Mr HOWARD (Prime Minister) —The answer to the first part of the question is yes, we have. The answer to the second part of the question is that the government has to date not decided to allocate resources to publicise the case. One of the factors taken into account—one of them—was that the proposition in the ultimate received overwhelming support in the parliament. In the interests of always ensuring that the electorate is fully informed on these matters, I will give thought to the suggestion that is inherent in the honourable gentleman's question. But I would enter a caveat to that response by saying that if the level of disagreement within the parliament is a measure of community view on this issue and also on the issue of a republic, then there is a difference. And, with no disrespect to the honourable gentleman—who, of course, voted against the preamble resolution—my recollection is that it ended up being passed with a very heavy majority in this place.

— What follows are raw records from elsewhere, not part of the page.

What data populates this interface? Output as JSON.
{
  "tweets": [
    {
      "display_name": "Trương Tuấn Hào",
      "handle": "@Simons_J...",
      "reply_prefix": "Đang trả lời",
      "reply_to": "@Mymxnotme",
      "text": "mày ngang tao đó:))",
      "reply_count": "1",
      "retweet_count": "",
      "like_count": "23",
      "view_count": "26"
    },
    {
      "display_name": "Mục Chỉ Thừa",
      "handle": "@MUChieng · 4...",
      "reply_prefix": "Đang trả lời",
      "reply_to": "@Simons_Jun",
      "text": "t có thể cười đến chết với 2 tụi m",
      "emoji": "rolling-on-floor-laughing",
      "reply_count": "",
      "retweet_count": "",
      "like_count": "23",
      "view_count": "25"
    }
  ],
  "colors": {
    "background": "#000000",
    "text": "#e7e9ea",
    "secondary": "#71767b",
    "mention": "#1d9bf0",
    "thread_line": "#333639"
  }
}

Mr Melham —That is not right at all. It was in the caucus.


Mr HOWARD —The caucus is not this place, I am relieved to note. Let me put it another way in terms that even the member for Banks can understand. It is my understanding that the federal parliamentary Labor Party is not going to oppose the preamble. Is that right?


Mr Melham —That is right.


Mr HOWARD —That is right. So, if the federal parliamentary Labor Party is not going to oppose it and the government is going to support it, I think that is different from the stance taken in relation to the issue of the republic. I will give consideration to what the honourable gentleman said, but I do have to make the point to him that, for the reasons I have outlined, there are some differences. I want the preamble carried because I think it will very effectively express the views of the Australian people on a wide number of issues. I am very keen that it be carried, but I am equally conscious that public money is public money and that none of us should capriciously commit resources to these matters without being satisfied that the expenditure is entirely justified.